─── RECORD EXTRACTS ───

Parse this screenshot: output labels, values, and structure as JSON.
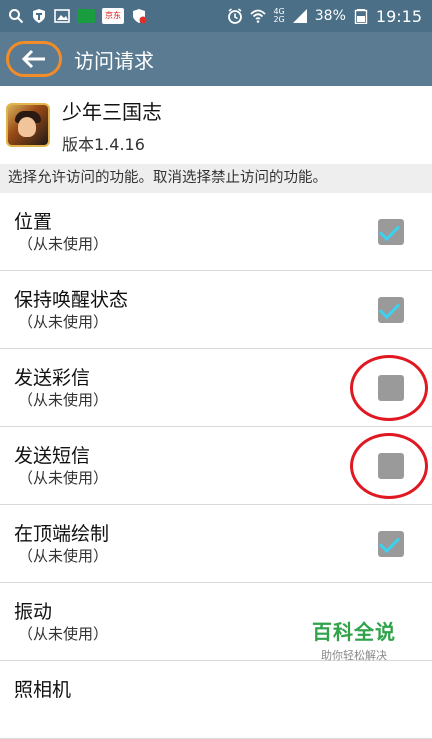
{
  "status_bar": {
    "icons": [
      "search-icon",
      "shield-icon",
      "image-icon",
      "iqiyi-app-icon",
      "jd-app-icon",
      "shield-notify-icon"
    ],
    "jd_label": "京东",
    "net_top": "4G",
    "net_bottom": "2G",
    "battery": "38%",
    "time": "19:15"
  },
  "app_bar": {
    "title": "访问请求"
  },
  "app": {
    "name": "少年三国志",
    "version": "版本1.4.16"
  },
  "hint": "选择允许访问的功能。取消选择禁止访问的功能。",
  "permissions": [
    {
      "title": "位置",
      "sub": "（从未使用）",
      "checked": true
    },
    {
      "title": "保持唤醒状态",
      "sub": "（从未使用）",
      "checked": true
    },
    {
      "title": "发送彩信",
      "sub": "（从未使用）",
      "checked": false
    },
    {
      "title": "发送短信",
      "sub": "（从未使用）",
      "checked": false
    },
    {
      "title": "在顶端绘制",
      "sub": "（从未使用）",
      "checked": true
    },
    {
      "title": "振动",
      "sub": "（从未使用）",
      "checked": false
    },
    {
      "title": "照相机",
      "sub": "",
      "checked": false
    }
  ],
  "watermark": {
    "main": "百科全说",
    "sub": "助你轻松解决"
  },
  "colors": {
    "status_bar": "#4b6f87",
    "app_bar": "#5a7b92",
    "annotation_orange": "#f28c28",
    "annotation_red": "#e01822",
    "check_tick": "#3ad2f0"
  }
}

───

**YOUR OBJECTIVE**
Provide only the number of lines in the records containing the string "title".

**OUTPUT OF THE EXERCISE**
8